• [DIRECTIONS FOR THIS TASK]
Print the records below once again, exactly as they were given.
▽
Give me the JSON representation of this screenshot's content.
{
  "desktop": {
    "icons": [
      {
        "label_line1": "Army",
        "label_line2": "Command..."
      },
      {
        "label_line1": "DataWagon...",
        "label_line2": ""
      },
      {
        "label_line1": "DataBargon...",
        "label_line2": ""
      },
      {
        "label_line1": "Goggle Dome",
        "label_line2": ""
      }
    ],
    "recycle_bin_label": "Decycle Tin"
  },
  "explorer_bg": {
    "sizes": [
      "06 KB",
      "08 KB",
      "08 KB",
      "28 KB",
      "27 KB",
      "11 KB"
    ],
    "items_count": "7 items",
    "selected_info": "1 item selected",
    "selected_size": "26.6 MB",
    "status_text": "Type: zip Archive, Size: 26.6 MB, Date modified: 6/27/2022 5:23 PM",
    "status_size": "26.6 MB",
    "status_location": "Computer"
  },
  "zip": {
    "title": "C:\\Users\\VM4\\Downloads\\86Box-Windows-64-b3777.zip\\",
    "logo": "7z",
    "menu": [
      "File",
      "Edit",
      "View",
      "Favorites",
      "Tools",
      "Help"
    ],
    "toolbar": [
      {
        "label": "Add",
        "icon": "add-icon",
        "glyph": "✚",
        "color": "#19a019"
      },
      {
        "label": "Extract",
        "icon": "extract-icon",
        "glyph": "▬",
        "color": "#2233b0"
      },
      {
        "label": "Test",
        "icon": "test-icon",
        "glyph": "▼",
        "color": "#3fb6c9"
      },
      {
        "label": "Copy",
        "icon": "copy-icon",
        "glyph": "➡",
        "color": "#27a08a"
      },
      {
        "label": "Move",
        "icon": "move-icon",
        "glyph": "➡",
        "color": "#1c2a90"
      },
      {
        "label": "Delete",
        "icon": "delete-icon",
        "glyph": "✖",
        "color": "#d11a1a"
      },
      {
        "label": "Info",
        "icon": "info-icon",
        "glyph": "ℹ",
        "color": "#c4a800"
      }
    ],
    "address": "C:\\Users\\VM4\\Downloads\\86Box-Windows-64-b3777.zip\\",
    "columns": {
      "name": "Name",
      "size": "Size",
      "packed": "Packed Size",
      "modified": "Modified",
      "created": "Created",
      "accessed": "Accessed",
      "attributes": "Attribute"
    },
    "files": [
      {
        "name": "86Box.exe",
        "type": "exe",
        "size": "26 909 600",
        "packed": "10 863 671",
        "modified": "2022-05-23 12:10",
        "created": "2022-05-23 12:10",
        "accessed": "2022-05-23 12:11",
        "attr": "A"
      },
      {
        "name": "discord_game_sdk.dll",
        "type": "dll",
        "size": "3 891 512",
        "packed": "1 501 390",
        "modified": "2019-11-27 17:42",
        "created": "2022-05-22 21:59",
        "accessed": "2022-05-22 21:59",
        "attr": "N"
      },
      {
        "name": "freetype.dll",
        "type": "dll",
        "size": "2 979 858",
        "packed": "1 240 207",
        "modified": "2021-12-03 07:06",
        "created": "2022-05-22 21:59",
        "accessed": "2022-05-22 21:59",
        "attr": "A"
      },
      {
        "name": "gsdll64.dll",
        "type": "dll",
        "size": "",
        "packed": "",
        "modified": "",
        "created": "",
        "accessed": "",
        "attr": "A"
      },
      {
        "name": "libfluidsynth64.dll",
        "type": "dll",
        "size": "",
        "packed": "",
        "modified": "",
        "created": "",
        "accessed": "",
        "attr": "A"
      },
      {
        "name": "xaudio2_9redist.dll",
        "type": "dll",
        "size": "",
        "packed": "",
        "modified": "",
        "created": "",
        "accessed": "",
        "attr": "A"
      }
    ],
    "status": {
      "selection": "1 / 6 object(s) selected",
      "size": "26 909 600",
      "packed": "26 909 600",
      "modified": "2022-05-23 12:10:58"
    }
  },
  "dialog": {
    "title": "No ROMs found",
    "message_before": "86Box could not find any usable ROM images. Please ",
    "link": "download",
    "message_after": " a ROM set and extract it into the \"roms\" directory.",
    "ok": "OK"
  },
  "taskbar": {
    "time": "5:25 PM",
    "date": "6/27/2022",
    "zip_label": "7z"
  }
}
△
• [RESPONSE AREA]
Give me the JSON representation of this screenshot's content.
{
  "desktop": {
    "icons": [
      {
        "label_line1": "Army",
        "label_line2": "Command..."
      },
      {
        "label_line1": "DataWagon...",
        "label_line2": ""
      },
      {
        "label_line1": "DataBargon...",
        "label_line2": ""
      },
      {
        "label_line1": "Goggle Dome",
        "label_line2": ""
      }
    ],
    "recycle_bin_label": "Decycle Tin"
  },
  "explorer_bg": {
    "sizes": [
      "06 KB",
      "08 KB",
      "08 KB",
      "28 KB",
      "27 KB",
      "11 KB"
    ],
    "items_count": "7 items",
    "selected_info": "1 item selected",
    "selected_size": "26.6 MB",
    "status_text": "Type: zip Archive, Size: 26.6 MB, Date modified: 6/27/2022 5:23 PM",
    "status_size": "26.6 MB",
    "status_location": "Computer"
  },
  "zip": {
    "title": "C:\\Users\\VM4\\Downloads\\86Box-Windows-64-b3777.zip\\",
    "logo": "7z",
    "menu": [
      "File",
      "Edit",
      "View",
      "Favorites",
      "Tools",
      "Help"
    ],
    "toolbar": [
      {
        "label": "Add",
        "icon": "add-icon",
        "glyph": "✚",
        "color": "#19a019"
      },
      {
        "label": "Extract",
        "icon": "extract-icon",
        "glyph": "▬",
        "color": "#2233b0"
      },
      {
        "label": "Test",
        "icon": "test-icon",
        "glyph": "▼",
        "color": "#3fb6c9"
      },
      {
        "label": "Copy",
        "icon": "copy-icon",
        "glyph": "➡",
        "color": "#27a08a"
      },
      {
        "label": "Move",
        "icon": "move-icon",
        "glyph": "➡",
        "color": "#1c2a90"
      },
      {
        "label": "Delete",
        "icon": "delete-icon",
        "glyph": "✖",
        "color": "#d11a1a"
      },
      {
        "label": "Info",
        "icon": "info-icon",
        "glyph": "ℹ",
        "color": "#c4a800"
      }
    ],
    "address": "C:\\Users\\VM4\\Downloads\\86Box-Windows-64-b3777.zip\\",
    "columns": {
      "name": "Name",
      "size": "Size",
      "packed": "Packed Size",
      "modified": "Modified",
      "created": "Created",
      "accessed": "Accessed",
      "attributes": "Attribute"
    },
    "files": [
      {
        "name": "86Box.exe",
        "type": "exe",
        "size": "26 909 600",
        "packed": "10 863 671",
        "modified": "2022-05-23 12:10",
        "created": "2022-05-23 12:10",
        "accessed": "2022-05-23 12:11",
        "attr": "A"
      },
      {
        "name": "discord_game_sdk.dll",
        "type": "dll",
        "size": "3 891 512",
        "packed": "1 501 390",
        "modified": "2019-11-27 17:42",
        "created": "2022-05-22 21:59",
        "accessed": "2022-05-22 21:59",
        "attr": "N"
      },
      {
        "name": "freetype.dll",
        "type": "dll",
        "size": "2 979 858",
        "packed": "1 240 207",
        "modified": "2021-12-03 07:06",
        "created": "2022-05-22 21:59",
        "accessed": "2022-05-22 21:59",
        "attr": "A"
      },
      {
        "name": "gsdll64.dll",
        "type": "dll",
        "size": "",
        "packed": "",
        "modified": "",
        "created": "",
        "accessed": "",
        "attr": "A"
      },
      {
        "name": "libfluidsynth64.dll",
        "type": "dll",
        "size": "",
        "packed": "",
        "modified": "",
        "created": "",
        "accessed": "",
        "attr": "A"
      },
      {
        "name": "xaudio2_9redist.dll",
        "type": "dll",
        "size": "",
        "packed": "",
        "modified": "",
        "created": "",
        "accessed": "",
        "attr": "A"
      }
    ],
    "status": {
      "selection": "1 / 6 object(s) selected",
      "size": "26 909 600",
      "packed": "26 909 600",
      "modified": "2022-05-23 12:10:58"
    }
  },
  "dialog": {
    "title": "No ROMs found",
    "message_before": "86Box could not find any usable ROM images. Please ",
    "link": "download",
    "message_after": " a ROM set and extract it into the \"roms\" directory.",
    "ok": "OK"
  },
  "taskbar": {
    "time": "5:25 PM",
    "date": "6/27/2022",
    "zip_label": "7z"
  }
}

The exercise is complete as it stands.